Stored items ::
━━━━

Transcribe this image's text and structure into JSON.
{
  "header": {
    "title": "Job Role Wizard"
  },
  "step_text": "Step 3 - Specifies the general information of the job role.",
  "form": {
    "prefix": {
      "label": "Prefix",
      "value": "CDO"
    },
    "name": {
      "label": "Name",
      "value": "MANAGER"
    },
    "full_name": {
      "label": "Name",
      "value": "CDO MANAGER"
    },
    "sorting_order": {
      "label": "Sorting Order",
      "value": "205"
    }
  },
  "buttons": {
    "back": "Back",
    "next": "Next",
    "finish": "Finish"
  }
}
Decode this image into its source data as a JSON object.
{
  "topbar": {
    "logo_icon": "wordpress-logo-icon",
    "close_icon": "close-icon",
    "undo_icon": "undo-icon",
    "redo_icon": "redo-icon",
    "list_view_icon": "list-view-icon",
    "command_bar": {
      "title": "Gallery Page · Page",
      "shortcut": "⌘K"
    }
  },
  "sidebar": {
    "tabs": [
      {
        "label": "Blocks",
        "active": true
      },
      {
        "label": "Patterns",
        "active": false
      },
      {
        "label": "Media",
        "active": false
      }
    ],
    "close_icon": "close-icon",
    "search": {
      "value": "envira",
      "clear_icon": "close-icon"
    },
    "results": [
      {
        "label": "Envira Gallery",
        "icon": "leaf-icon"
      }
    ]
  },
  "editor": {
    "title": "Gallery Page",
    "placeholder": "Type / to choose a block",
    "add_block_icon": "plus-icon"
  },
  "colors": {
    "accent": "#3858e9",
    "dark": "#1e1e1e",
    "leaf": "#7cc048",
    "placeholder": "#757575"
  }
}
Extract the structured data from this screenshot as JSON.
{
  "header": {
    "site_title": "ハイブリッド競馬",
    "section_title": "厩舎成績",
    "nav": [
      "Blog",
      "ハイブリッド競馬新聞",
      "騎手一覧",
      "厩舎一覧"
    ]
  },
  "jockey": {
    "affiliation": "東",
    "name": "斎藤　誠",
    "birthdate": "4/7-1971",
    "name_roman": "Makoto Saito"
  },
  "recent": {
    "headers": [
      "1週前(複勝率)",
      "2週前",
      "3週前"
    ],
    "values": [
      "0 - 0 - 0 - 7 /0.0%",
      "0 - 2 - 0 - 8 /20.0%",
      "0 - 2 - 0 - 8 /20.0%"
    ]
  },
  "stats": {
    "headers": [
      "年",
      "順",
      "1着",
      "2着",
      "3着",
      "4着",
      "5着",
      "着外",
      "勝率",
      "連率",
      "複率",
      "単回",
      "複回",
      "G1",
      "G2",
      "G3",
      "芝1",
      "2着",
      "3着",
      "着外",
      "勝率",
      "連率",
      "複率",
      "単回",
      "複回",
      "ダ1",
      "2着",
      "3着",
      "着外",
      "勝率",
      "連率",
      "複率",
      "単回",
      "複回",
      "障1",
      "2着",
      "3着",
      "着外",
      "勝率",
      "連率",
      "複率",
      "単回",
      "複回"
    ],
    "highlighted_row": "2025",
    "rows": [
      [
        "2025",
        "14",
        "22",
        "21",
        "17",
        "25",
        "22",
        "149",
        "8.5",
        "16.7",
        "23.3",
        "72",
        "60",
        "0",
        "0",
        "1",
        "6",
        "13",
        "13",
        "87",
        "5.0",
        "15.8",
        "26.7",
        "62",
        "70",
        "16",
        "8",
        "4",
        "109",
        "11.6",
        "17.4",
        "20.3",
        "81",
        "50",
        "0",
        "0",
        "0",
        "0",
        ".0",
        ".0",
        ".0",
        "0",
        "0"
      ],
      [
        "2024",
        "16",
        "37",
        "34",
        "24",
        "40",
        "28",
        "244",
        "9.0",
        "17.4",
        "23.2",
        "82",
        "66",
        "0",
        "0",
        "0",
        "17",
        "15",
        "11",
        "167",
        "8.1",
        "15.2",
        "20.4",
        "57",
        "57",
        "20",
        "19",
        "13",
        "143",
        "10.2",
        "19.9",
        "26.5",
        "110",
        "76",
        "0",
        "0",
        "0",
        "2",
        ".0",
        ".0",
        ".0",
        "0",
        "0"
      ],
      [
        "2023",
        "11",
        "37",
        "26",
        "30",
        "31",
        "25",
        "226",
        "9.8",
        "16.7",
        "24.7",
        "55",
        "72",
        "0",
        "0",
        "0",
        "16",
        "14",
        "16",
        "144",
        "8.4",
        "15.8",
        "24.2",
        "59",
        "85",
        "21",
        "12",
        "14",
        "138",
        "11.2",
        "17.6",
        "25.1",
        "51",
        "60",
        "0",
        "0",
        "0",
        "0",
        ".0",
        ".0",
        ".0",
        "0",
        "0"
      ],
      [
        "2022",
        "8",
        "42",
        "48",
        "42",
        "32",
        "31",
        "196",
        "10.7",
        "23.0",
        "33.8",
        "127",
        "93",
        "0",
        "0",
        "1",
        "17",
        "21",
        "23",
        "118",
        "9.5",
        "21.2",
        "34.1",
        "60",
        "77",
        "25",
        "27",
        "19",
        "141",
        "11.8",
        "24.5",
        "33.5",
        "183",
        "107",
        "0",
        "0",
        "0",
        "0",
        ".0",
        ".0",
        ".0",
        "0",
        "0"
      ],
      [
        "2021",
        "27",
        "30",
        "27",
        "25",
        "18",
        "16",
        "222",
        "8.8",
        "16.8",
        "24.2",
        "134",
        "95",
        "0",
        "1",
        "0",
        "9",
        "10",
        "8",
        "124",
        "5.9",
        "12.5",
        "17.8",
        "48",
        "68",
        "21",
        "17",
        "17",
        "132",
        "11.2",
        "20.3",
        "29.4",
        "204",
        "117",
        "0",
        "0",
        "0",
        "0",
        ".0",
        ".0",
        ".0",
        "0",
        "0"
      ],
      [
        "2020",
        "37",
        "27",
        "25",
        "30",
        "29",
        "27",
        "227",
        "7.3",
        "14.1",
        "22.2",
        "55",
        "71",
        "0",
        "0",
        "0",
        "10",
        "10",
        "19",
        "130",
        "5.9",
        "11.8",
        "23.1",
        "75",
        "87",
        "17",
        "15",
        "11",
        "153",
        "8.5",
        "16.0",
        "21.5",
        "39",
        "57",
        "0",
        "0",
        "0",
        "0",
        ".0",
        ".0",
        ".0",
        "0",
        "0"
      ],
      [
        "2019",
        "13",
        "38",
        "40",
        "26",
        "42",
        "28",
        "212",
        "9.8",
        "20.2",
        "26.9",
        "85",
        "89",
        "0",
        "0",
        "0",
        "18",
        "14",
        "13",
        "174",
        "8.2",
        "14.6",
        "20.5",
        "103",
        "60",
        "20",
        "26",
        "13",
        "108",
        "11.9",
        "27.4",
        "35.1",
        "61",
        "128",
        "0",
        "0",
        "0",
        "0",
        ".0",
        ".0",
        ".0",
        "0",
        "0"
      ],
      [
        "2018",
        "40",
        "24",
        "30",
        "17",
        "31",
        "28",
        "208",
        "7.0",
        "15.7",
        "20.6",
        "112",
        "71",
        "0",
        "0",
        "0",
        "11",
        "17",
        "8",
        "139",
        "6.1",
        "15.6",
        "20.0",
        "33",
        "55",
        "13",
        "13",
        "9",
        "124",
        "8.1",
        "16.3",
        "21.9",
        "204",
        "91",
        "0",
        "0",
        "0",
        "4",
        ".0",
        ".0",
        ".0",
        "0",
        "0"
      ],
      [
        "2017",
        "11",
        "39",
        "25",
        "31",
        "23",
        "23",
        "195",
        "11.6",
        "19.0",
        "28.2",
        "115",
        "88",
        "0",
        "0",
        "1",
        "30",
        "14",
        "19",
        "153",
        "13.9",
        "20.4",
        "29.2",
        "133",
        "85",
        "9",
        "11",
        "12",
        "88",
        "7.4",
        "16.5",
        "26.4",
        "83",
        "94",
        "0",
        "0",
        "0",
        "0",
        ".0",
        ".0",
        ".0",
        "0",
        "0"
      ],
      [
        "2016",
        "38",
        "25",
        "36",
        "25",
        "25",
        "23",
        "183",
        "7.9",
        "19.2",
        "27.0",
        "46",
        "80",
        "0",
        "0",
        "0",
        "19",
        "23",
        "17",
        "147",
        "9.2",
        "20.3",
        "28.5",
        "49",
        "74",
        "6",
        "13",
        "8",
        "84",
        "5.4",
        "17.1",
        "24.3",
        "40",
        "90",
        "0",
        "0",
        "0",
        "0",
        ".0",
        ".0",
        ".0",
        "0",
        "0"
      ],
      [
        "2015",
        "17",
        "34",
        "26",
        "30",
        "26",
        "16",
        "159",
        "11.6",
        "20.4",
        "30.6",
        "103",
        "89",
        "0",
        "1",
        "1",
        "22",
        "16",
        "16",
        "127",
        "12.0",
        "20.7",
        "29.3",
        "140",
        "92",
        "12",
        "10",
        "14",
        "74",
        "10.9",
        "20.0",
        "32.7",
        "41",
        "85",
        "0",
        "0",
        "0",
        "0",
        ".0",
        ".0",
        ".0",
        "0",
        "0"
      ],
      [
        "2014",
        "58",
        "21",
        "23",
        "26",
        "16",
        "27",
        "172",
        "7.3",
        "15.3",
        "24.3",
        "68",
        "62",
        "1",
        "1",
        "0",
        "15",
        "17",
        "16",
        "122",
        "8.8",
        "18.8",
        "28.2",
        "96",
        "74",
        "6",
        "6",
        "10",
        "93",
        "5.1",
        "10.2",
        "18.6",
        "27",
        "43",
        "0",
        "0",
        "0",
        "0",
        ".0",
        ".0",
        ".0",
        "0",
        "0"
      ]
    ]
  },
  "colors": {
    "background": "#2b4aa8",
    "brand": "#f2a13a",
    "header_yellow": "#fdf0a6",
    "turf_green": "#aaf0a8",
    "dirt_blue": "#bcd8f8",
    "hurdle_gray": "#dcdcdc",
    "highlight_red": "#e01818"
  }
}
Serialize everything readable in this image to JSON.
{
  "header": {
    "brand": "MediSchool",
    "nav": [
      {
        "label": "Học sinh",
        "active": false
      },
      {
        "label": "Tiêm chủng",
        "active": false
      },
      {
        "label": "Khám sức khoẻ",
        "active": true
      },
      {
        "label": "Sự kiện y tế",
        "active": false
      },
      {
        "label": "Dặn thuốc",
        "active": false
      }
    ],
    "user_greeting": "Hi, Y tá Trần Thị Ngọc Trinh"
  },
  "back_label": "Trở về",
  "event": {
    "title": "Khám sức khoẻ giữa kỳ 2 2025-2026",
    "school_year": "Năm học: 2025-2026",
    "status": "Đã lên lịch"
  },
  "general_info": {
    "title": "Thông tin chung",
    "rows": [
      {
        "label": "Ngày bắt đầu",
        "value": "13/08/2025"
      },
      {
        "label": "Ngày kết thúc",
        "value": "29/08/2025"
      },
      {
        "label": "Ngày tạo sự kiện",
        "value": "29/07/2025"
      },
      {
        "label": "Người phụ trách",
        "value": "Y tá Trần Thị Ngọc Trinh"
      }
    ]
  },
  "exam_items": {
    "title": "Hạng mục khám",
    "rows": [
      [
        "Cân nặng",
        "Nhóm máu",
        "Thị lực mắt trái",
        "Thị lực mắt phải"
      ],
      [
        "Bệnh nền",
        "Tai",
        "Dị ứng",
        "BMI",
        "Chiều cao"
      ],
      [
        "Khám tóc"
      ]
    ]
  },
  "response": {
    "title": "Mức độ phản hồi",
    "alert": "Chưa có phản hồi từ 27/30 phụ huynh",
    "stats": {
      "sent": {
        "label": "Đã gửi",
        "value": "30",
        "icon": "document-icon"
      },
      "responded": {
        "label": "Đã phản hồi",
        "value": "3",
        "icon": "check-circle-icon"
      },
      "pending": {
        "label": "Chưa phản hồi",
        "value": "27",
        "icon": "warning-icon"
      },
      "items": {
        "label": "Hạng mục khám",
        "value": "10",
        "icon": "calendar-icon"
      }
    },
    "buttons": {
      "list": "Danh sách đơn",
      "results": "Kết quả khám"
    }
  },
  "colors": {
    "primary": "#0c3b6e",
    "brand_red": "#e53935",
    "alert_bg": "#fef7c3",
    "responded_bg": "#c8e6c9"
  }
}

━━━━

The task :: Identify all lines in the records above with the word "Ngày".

Task result ::
        "label": "Ngày bắt đầu",
        "label": "Ngày kết thúc",
        "label": "Ngày tạo sự kiện",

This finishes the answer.